*** Given information

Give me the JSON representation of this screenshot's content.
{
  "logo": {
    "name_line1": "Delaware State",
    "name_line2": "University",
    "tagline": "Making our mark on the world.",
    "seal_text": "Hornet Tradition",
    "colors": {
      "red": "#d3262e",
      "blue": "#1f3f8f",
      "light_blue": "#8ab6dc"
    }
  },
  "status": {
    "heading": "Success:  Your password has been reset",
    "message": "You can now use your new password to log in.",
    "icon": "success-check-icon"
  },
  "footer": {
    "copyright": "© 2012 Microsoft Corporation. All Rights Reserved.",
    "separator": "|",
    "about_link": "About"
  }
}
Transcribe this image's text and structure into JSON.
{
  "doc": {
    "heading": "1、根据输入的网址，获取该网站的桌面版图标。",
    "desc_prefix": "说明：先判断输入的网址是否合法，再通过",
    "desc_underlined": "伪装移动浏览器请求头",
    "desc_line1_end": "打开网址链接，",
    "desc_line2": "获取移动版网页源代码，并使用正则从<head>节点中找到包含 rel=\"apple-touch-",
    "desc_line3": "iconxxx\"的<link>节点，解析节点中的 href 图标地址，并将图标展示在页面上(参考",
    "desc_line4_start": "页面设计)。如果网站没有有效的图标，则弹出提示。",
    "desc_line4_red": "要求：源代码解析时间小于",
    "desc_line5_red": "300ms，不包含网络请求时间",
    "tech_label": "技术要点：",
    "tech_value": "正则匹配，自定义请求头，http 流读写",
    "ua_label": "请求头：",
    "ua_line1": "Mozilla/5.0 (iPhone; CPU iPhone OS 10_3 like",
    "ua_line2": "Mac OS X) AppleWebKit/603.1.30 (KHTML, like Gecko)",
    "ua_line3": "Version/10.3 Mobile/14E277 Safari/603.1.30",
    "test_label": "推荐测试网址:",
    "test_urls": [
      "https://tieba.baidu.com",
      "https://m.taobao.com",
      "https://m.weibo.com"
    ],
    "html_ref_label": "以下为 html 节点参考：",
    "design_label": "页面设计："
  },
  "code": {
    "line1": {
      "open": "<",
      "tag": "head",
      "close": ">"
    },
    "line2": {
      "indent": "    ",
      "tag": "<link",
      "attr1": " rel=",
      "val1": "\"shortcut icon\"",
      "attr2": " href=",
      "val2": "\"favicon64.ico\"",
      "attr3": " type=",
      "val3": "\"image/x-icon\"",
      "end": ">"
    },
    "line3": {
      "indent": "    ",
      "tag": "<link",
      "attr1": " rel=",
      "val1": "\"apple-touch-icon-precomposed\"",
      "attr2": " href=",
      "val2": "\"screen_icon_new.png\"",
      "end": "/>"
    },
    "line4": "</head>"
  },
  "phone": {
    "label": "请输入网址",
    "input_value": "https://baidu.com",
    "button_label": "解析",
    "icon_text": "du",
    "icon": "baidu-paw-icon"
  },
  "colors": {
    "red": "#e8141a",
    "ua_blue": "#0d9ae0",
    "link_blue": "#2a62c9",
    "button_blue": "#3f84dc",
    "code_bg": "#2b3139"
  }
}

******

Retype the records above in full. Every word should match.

Written answer -
Give me the JSON representation of this screenshot's content.
{
  "logo": {
    "name_line1": "Delaware State",
    "name_line2": "University",
    "tagline": "Making our mark on the world.",
    "seal_text": "Hornet Tradition",
    "colors": {
      "red": "#d3262e",
      "blue": "#1f3f8f",
      "light_blue": "#8ab6dc"
    }
  },
  "status": {
    "heading": "Success:  Your password has been reset",
    "message": "You can now use your new password to log in.",
    "icon": "success-check-icon"
  },
  "footer": {
    "copyright": "© 2012 Microsoft Corporation. All Rights Reserved.",
    "separator": "|",
    "about_link": "About"
  }
}
Transcribe this image's text and structure into JSON.
{
  "doc": {
    "heading": "1、根据输入的网址，获取该网站的桌面版图标。",
    "desc_prefix": "说明：先判断输入的网址是否合法，再通过",
    "desc_underlined": "伪装移动浏览器请求头",
    "desc_line1_end": "打开网址链接，",
    "desc_line2": "获取移动版网页源代码，并使用正则从<head>节点中找到包含 rel=\"apple-touch-",
    "desc_line3": "iconxxx\"的<link>节点，解析节点中的 href 图标地址，并将图标展示在页面上(参考",
    "desc_line4_start": "页面设计)。如果网站没有有效的图标，则弹出提示。",
    "desc_line4_red": "要求：源代码解析时间小于",
    "desc_line5_red": "300ms，不包含网络请求时间",
    "tech_label": "技术要点：",
    "tech_value": "正则匹配，自定义请求头，http 流读写",
    "ua_label": "请求头：",
    "ua_line1": "Mozilla/5.0 (iPhone; CPU iPhone OS 10_3 like",
    "ua_line2": "Mac OS X) AppleWebKit/603.1.30 (KHTML, like Gecko)",
    "ua_line3": "Version/10.3 Mobile/14E277 Safari/603.1.30",
    "test_label": "推荐测试网址:",
    "test_urls": [
      "https://tieba.baidu.com",
      "https://m.taobao.com",
      "https://m.weibo.com"
    ],
    "html_ref_label": "以下为 html 节点参考：",
    "design_label": "页面设计："
  },
  "code": {
    "line1": {
      "open": "<",
      "tag": "head",
      "close": ">"
    },
    "line2": {
      "indent": "    ",
      "tag": "<link",
      "attr1": " rel=",
      "val1": "\"shortcut icon\"",
      "attr2": " href=",
      "val2": "\"favicon64.ico\"",
      "attr3": " type=",
      "val3": "\"image/x-icon\"",
      "end": ">"
    },
    "line3": {
      "indent": "    ",
      "tag": "<link",
      "attr1": " rel=",
      "val1": "\"apple-touch-icon-precomposed\"",
      "attr2": " href=",
      "val2": "\"screen_icon_new.png\"",
      "end": "/>"
    },
    "line4": "</head>"
  },
  "phone": {
    "label": "请输入网址",
    "input_value": "https://baidu.com",
    "button_label": "解析",
    "icon_text": "du",
    "icon": "baidu-paw-icon"
  },
  "colors": {
    "red": "#e8141a",
    "ua_blue": "#0d9ae0",
    "link_blue": "#2a62c9",
    "button_blue": "#3f84dc",
    "code_bg": "#2b3139"
  }
}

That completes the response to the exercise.